How can you ensure that those few hours are beneficial?
I recently had the opportunity to interview Peter von Loesecke, CEO and Managing Director of The MBA Tour LLC, and am sharing inside tips Peter revealed for making the most of your MBA Fair experience.
- How should applicants prepare for a fair so that they can get the most out of the event?
Applicants attending MBA Tour events should prepare themselves by researching MBA programs, by thinking about their career interests and goals, and by knowing how an MBA helps them achieve those goals and interests. Career interests may be described as something that rounds out an applicant’s education or satisfies a personal goal like improving leadership skills.
- What are reasonable goals for spending a few hours at an MBA fair?
A reasonable goal for anyone attending an event is to make a lasting impression so that the representative will remember you. My suggestion is to have your resume available and I recommend wearing business attire. Business casual is ok, but most serious students, especially those outside the US, attend in business attire. Make sure you ask questions that pertain to your personal situation and goals and avoid asking questions that can be answered off the school’s internet site.
- What should applicants do while at the fair to get the most out of it?
Expand your horizons. Everyone comes to our events with first impressions of programs and where they want to go to school. Don’t let those first impressions influence who you speak with. Try and visit with as many schools as you can and have your visit recorded. That way a program has a record of your interest.
- How much time should an applicant try to grab with a school representative at a fair?
Perhaps 3 to 5 minutes with each representative present. Schools reps local to the city in which the event is being held are usually very busy. Schools from out of town will have more time to spend with you. Use that availability to make an impression. If no one is competing for time than a student can take as long as he wants. However, I urge students not to monopolize a conversation because it demonstrates a level of insensitivity.
- Is it appropriate to ask for a business card and to contact the representative after a fair?
Yes, absolutely and you should send them an email thanking them for the time they spent with you. You can even resend your resume too!

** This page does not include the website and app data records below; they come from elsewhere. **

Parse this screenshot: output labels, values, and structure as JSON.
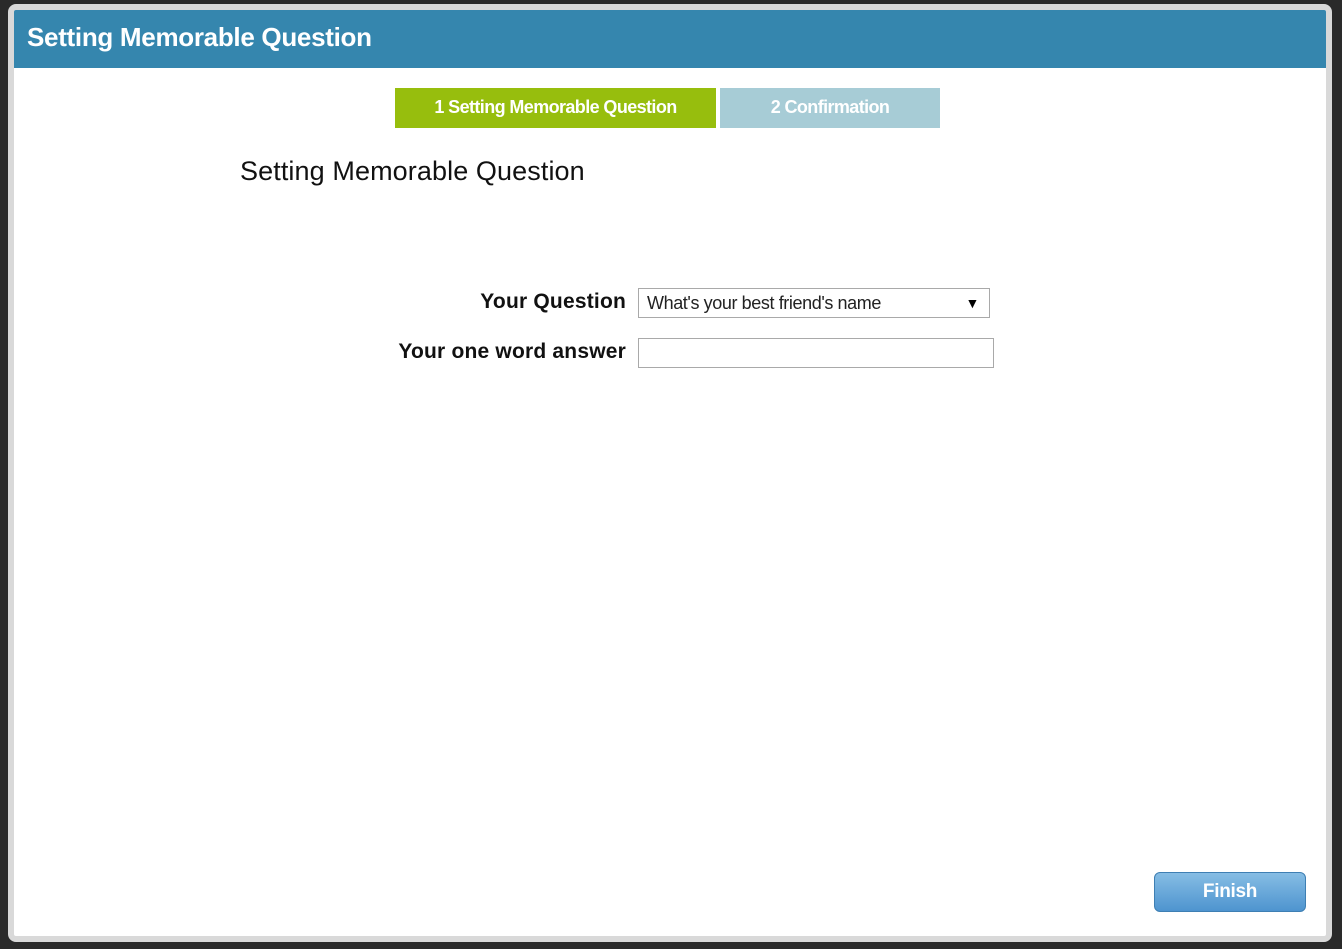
{
  "window": {
    "title": "Setting Memorable Question"
  },
  "steps": [
    {
      "label": "1 Setting Memorable Question",
      "state": "active",
      "color": "#97be0d"
    },
    {
      "label": "2 Confirmation",
      "state": "inactive",
      "color": "#a7ccd6"
    }
  ],
  "main": {
    "heading": "Setting Memorable Question"
  },
  "form": {
    "question_label": "Your Question",
    "question_selected": "What's your best friend's name",
    "answer_label": "Your one word answer",
    "answer_value": "",
    "answer_placeholder": ""
  },
  "actions": {
    "finish_label": "Finish"
  },
  "colors": {
    "titlebar": "#3586ae",
    "step_active": "#97be0d",
    "step_inactive": "#a7ccd6",
    "button": "#5a9fd6"
  },
  "icons": {
    "dropdown": "chevron-down-icon"
  }
}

- What are common mistakes applicants make when participating in MBA fairs?
Asking questions that are not relevant to his or her situation or not researching schools before talking with them. Here are some questions not to ask…
- “What is your average GMAT score?”…research this online on Business Week or through other sources.
- “Tell me why I should apply to your school…” never ask this of an admission officer because it implies you think the school would be privileged to accept you.
- “Where is your school located?“…this question does not exhibit much prior research.
- Asking a local program…”How strong is your career services in this city?” A better question is: “Does your career services center have connections into XYZ industry where I am looking for a position after graduation?” The second question is a fair question and should be asked. The first one will generate a predictable response of “Of course we are strong in job placement in this city”
The more your questions relate to your goals, situation and background the better they are to ask because asking penetrating questions allows the representative to get a lasting impression of you! Remember you are considering a big investment by going back to school. Schools want to get to know you as a person.